__Task item__
From the listing below, pull out every line where the string "code" appears.

__Input data__
- - - - - - -

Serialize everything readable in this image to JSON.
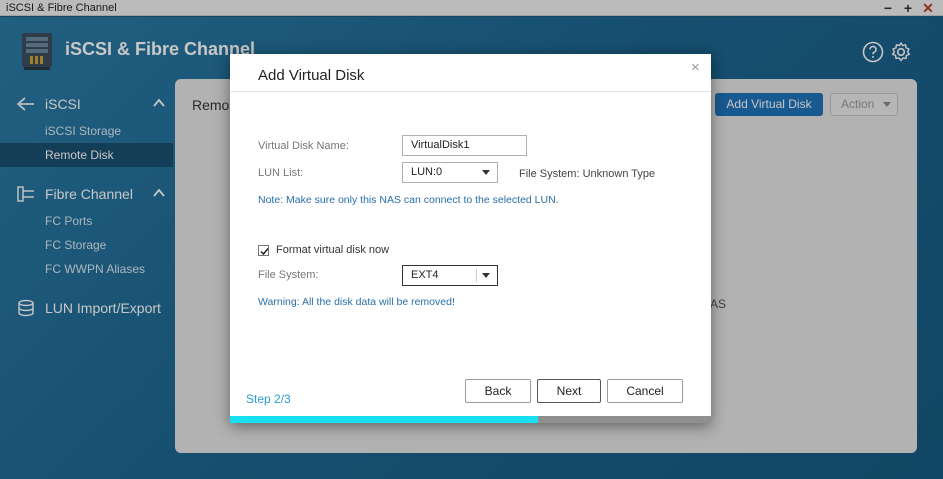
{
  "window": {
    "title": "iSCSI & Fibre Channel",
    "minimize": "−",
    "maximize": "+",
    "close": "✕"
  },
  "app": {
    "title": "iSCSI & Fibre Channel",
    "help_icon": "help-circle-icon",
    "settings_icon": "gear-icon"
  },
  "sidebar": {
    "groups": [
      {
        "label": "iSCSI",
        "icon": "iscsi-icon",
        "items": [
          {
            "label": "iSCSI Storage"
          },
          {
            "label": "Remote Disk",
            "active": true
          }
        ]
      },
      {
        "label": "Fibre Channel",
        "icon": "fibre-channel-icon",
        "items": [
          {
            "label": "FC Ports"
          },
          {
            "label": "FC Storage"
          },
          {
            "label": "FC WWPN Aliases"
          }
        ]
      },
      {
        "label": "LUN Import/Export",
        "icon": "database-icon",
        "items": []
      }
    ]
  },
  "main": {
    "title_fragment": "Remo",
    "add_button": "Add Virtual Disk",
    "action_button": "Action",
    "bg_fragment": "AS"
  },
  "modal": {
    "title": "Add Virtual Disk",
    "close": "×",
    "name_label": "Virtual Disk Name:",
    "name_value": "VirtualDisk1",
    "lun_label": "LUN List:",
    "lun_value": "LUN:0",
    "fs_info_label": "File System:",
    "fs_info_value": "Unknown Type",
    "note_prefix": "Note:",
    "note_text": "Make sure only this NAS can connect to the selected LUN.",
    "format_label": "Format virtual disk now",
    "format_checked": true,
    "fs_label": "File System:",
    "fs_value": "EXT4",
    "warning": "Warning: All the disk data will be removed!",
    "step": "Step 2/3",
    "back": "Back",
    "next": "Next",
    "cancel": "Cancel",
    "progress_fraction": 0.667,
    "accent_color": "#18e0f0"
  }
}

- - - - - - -

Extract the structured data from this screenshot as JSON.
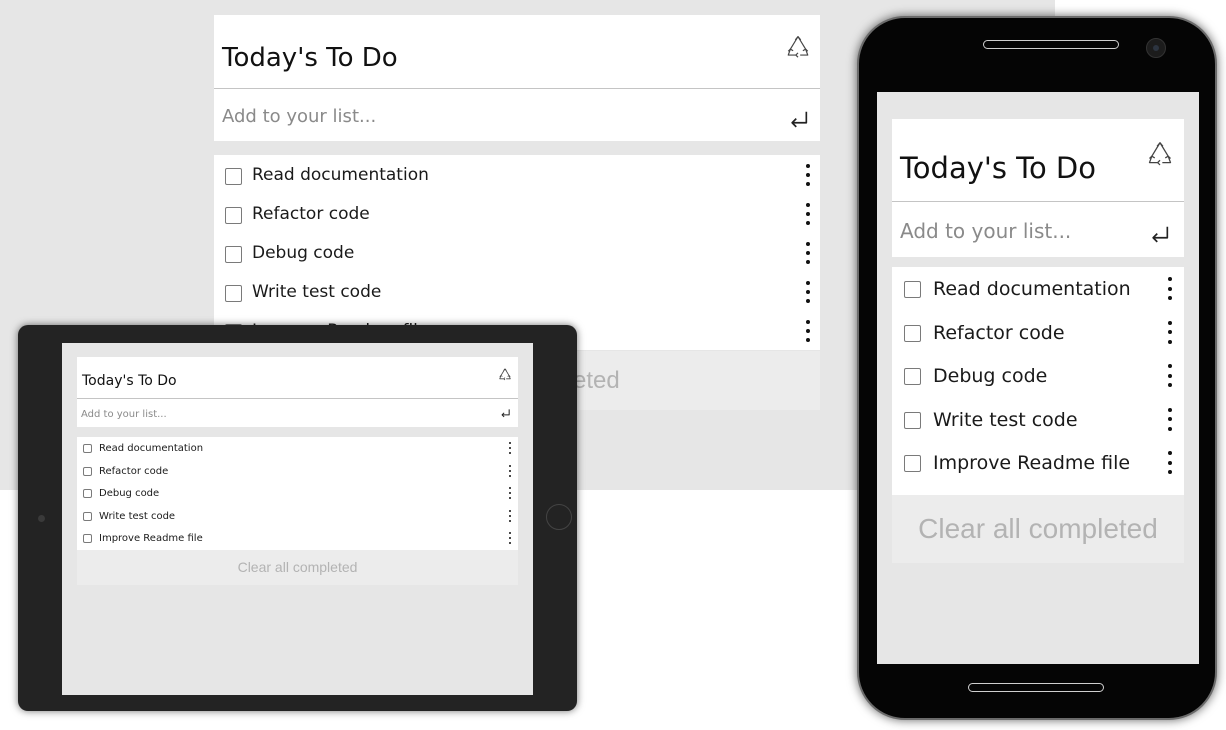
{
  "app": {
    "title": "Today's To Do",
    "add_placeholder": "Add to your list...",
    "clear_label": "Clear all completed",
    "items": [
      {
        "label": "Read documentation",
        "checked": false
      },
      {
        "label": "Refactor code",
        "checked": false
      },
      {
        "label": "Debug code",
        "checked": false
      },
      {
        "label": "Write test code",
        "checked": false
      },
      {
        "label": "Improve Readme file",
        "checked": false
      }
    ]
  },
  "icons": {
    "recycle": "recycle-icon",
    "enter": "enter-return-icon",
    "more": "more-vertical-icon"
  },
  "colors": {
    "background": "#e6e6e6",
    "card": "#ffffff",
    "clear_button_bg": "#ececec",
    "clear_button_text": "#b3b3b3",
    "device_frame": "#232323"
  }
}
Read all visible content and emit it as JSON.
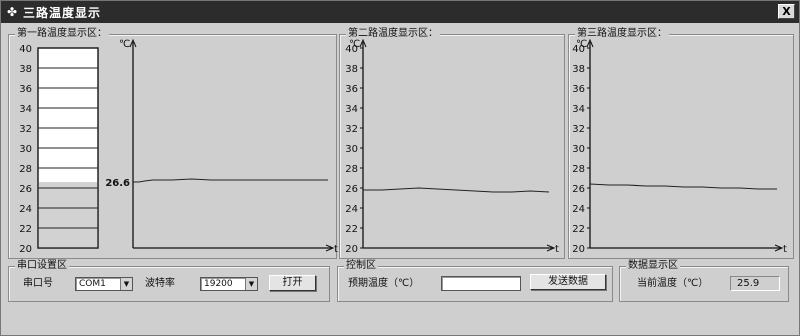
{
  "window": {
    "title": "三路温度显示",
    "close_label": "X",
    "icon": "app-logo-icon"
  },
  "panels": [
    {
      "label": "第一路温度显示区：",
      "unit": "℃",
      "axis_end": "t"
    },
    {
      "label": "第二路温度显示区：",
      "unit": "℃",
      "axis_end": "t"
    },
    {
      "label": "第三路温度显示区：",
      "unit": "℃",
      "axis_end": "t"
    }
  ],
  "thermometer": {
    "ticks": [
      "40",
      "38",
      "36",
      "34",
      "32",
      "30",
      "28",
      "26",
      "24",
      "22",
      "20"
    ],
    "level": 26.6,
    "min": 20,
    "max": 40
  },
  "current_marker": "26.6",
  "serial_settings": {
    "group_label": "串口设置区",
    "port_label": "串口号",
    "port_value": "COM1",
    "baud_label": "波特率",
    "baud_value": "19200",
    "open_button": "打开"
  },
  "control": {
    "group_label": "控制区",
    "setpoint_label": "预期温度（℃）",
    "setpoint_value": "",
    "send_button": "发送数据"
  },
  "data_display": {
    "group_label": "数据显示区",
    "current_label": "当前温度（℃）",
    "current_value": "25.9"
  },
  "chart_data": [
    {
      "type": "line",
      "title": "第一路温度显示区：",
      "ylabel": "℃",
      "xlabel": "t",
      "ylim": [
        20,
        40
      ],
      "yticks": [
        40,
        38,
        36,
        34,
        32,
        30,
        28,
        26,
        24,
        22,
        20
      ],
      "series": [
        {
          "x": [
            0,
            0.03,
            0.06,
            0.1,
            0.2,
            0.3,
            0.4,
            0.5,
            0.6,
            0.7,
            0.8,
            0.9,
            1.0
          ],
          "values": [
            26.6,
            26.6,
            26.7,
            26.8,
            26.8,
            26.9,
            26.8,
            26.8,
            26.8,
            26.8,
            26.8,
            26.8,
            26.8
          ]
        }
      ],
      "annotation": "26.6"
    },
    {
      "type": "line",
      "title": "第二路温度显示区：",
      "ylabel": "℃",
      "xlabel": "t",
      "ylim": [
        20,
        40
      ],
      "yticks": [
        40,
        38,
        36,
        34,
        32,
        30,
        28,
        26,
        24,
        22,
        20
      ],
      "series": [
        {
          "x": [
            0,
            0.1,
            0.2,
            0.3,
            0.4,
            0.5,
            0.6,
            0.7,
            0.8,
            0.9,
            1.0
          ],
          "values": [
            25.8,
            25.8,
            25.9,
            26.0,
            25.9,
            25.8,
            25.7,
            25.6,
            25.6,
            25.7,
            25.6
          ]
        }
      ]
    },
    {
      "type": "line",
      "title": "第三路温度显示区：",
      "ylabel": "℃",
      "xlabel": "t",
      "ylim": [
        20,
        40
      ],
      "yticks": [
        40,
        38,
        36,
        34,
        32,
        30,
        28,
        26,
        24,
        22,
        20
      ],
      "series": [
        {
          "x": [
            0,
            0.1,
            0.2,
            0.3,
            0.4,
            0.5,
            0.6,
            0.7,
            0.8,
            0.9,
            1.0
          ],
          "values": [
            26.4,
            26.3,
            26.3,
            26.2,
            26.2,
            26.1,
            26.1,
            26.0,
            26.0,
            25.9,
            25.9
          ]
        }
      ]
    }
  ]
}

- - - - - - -

__Task output__
        "label": "Refactor code",
        "label": "Debug code",
        "label": "Write test code",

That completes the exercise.